KOCHI, India (Reuters) - An Indian high court on Tuesday banned the use of high-decibel firecrackers between sunset and sunrise after a fireworks display at a Hindu temple in Kerala state ignited a series of explosions and killed 110 people.
Firecrackers and pyrotechnics materials stored in the temple in the southern state detonated on Sunday after thousands of devotees gathered to witness the pyrotechnic show to mark the start of the Hindu year.
At least 400 people were injured in the mishap.
The scale of the tragedy prompted demands that fireworks shows be banned at crowded places and temples across the state. The Kerala high court decided to deal with the case immediately.
“No fireworks shall be allowed in any territorial limits of the state of Kerala without a duly-issued license from the competent authority,” the judgment said.
The court also directed local authorities to enforce its order to ban the use of sound-generating fireworks between sunset and sunrise across places of worship.
Eighteen people were taken into custody, including employees of a fireworks manufacturer who was given the contract for running the show at the Puttingal Devi temple in the Kollam district.
The head of the manufacturing unit was injured was one of the 400 people who were in hospitals across the state with burns as well as injuries caused by flying concrete and debris.
At least 150 houses in the area of the temple were also said to have been badly damaged by the blast.
Kerala is studded with temples managed by rich and powerful trusts that often flout local regulations. Each year temples hold fireworks displays, often competing to stage the most spectacular ones, with judges who decide the winners.

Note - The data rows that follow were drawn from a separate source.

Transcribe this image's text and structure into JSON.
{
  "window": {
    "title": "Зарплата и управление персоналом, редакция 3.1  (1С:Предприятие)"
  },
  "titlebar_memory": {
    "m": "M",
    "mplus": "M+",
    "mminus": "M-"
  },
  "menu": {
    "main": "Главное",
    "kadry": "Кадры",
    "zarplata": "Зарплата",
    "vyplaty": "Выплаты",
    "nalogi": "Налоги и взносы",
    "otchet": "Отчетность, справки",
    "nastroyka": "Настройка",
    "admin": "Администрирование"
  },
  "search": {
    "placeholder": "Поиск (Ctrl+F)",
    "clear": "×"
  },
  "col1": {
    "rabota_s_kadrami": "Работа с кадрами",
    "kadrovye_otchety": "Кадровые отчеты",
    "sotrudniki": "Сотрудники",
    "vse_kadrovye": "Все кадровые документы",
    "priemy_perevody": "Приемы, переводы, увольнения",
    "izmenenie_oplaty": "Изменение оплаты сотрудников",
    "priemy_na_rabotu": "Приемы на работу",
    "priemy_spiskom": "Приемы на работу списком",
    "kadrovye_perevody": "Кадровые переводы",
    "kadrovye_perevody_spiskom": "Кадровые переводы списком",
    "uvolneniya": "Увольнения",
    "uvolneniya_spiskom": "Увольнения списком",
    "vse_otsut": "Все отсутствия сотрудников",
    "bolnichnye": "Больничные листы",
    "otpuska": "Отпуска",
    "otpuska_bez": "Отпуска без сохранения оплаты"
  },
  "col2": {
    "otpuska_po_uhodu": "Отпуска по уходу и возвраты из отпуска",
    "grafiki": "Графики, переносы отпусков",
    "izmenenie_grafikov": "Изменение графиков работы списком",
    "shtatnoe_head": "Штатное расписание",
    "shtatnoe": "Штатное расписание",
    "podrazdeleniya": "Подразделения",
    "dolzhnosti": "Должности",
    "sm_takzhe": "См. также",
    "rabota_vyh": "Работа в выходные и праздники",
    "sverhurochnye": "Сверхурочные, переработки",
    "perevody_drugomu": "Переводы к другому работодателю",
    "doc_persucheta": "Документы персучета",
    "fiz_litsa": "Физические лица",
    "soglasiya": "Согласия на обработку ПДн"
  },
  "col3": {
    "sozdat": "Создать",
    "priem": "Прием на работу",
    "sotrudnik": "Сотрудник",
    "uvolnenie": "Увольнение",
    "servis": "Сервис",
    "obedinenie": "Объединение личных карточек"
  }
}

The judges of the high court came down heavily on the police for their failure to implement the existing order that denies permission to temples to conduct the fireworks display in a competition manner.
Prime Minister Narendra Modi rushed to Kollam within a few hours with a team of doctors to meet the injured from one of the worst accidents at an Indian religious festival.
Kerala is in the midst of an election for a new state assembly but political parties have suspended campaigning as a mark of respect for the victims.
Reporting by D.Jose; Writing by Rupam Jain; Editing by Mark Heinrich